Around the corner there was a little shade for the belayer but none for the climber. We were left in peace (except for Francesco) when the sun fully came around. This backfired with both of us getting too much sun and being very tired. I climbed the first route on top rope, missing out on my lead for the day as this was when we were asked to move. We then climbed a lovely corner route, with Gemma killing herself trying the harder direct start. Being a supportive friend I let her have some water before making her try a full route at the same grade, which she promptly did (possibly with much internal swearing at me). Having persuaded her up this route I had to put my money down and follow up it – so I did second the route (removing the quickdraws on the way up, meaning you have to hold in similar positions to the leader rather than just climbing through and quickly as when you’re top roping – requires more stamina) but only just! This route, plus the sun, plus two previous days climbing meant we needed a rest.
We had lunch in a restaurant just opposite the crag and made up for being exhausted by tucking into a fabulous pizza. This was enjoyed to a setting of beautiful scenery…
…and some excellent mid-meal entertainment.
During lunch a chef came out of the restaurant with a bowl of carrot peelings and lobbed them over the fence next to us, making the worldwide chhing noise that means ‘non-descript animal come this way I may have food’. Gemma had been inside at this point and I mentioned it to her wondering what type of animanl it was, hoping it was a goat. Nothing emerged as whatever sensible creature it was it was clearly sleeping.
After around 30mins we heard the classic sound of a mountain bell, I gleefully called out ‘goat’ as a fabulous 3 horned goat and its friend trundled down the slope to start munching. (I have no qualms about yelling like a small child when necessary, a) I can claim sunstroke and b) the staff had noted us down as crazy ‘english’ before we even started speaking due to our fabulous climbing/crag ‘fashion’).
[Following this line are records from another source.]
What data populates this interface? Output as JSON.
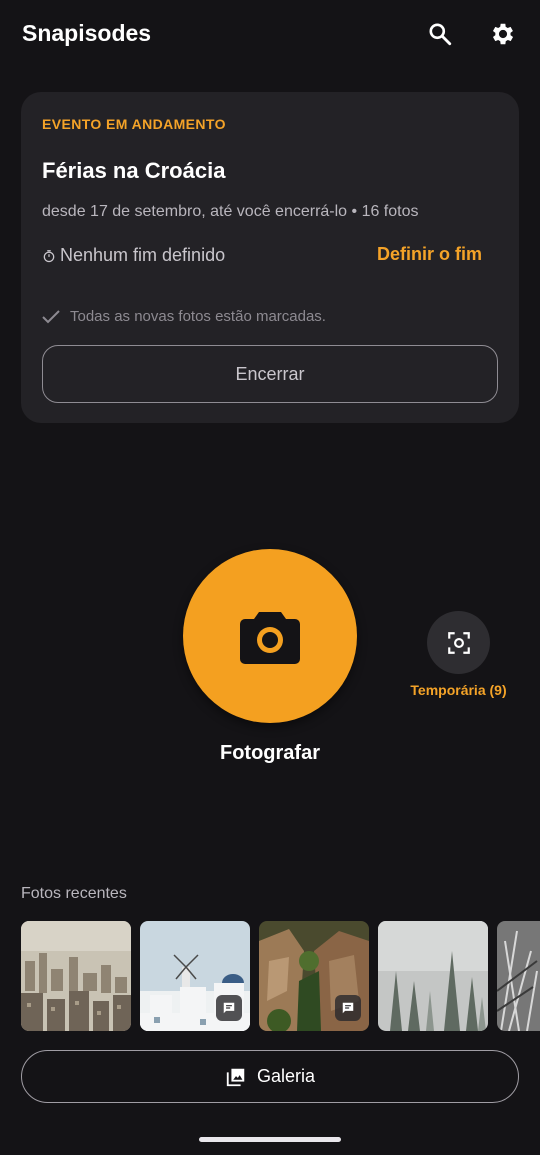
{
  "app": {
    "title": "Snapisodes",
    "icons": {
      "search": "search-icon",
      "settings": "gear-icon"
    }
  },
  "event_card": {
    "kicker": "EVENTO EM ANDAMENTO",
    "title": "Férias na Croácia",
    "meta": "desde 17 de setembro, até você encerrá-lo • 16 fotos",
    "end_status": "Nenhum fim definido",
    "set_end_label": "Definir o fim",
    "tag_note": "Todas as novas fotos estão marcadas.",
    "close_label": "Encerrar"
  },
  "capture": {
    "label": "Fotografar",
    "icon": "camera-icon"
  },
  "temporary": {
    "label": "Temporária (9)",
    "icon": "focus-scan-icon"
  },
  "recent": {
    "title": "Fotos recentes",
    "photos": [
      {
        "subject": "city-aerial",
        "has_comment": false
      },
      {
        "subject": "santorini-windmill",
        "has_comment": true
      },
      {
        "subject": "rock-cliffs-trees",
        "has_comment": true
      },
      {
        "subject": "foggy-forest",
        "has_comment": false
      },
      {
        "subject": "dry-grass-bw",
        "has_comment": false
      }
    ]
  },
  "gallery": {
    "label": "Galeria",
    "icon": "gallery-icon"
  },
  "colors": {
    "background": "#141316",
    "card": "#232226",
    "accent": "#f4a020"
  }
}
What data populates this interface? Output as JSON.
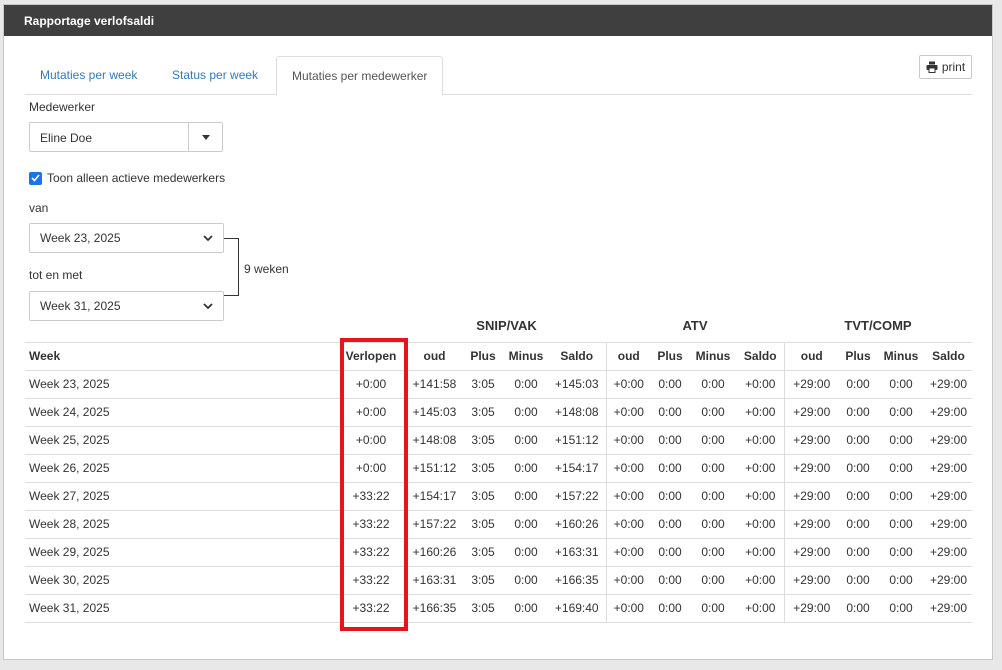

The animal entertainment only got better when a miniature pony, clearly a creature of compressed pure evil, bounded in a sprightly fashion down the slope. The goats (who had hardly had any carrot) backed off in fear, hovered for a little while (at least Nana goat did, baby goat just backed off and stayed away) then went back to eating grass. The evil pony polished off every last scrap of scraps and glared at all surrounding, including all the diners taking photos of it and one lady I was watching (with a level of morbid interest) who seemed to be trying to get it to come over for her to stroke. Fortunately for her it didn’t, seriously, that goat had 3 horns and it wasn’t taking any chances.
An afternoon with some slow walking around Canazei in far too much sun meant we needed to get home. After a rest, and as it appeared to be cooling down, I then decided I wasn’t allowed any beer until I’d been for a run…?!
This is because Strava is evil; being able to track all my runs and my improvement (or lack of it) is an incredibly good motivator. Right up until you’re running along a path in 27o heat, frankly dying, watching other people sitting by or in the river drinking beer and thinking ‘wtf am I doing’…
And then you look around, at the deep dark green trees, and the mountains and the river, and the friendly people all around (encouraging nods from other runners and cyclists), and you go ‘oh yeah, that was it)
Suffice to say, whatever the weather, tomorrow is a rest day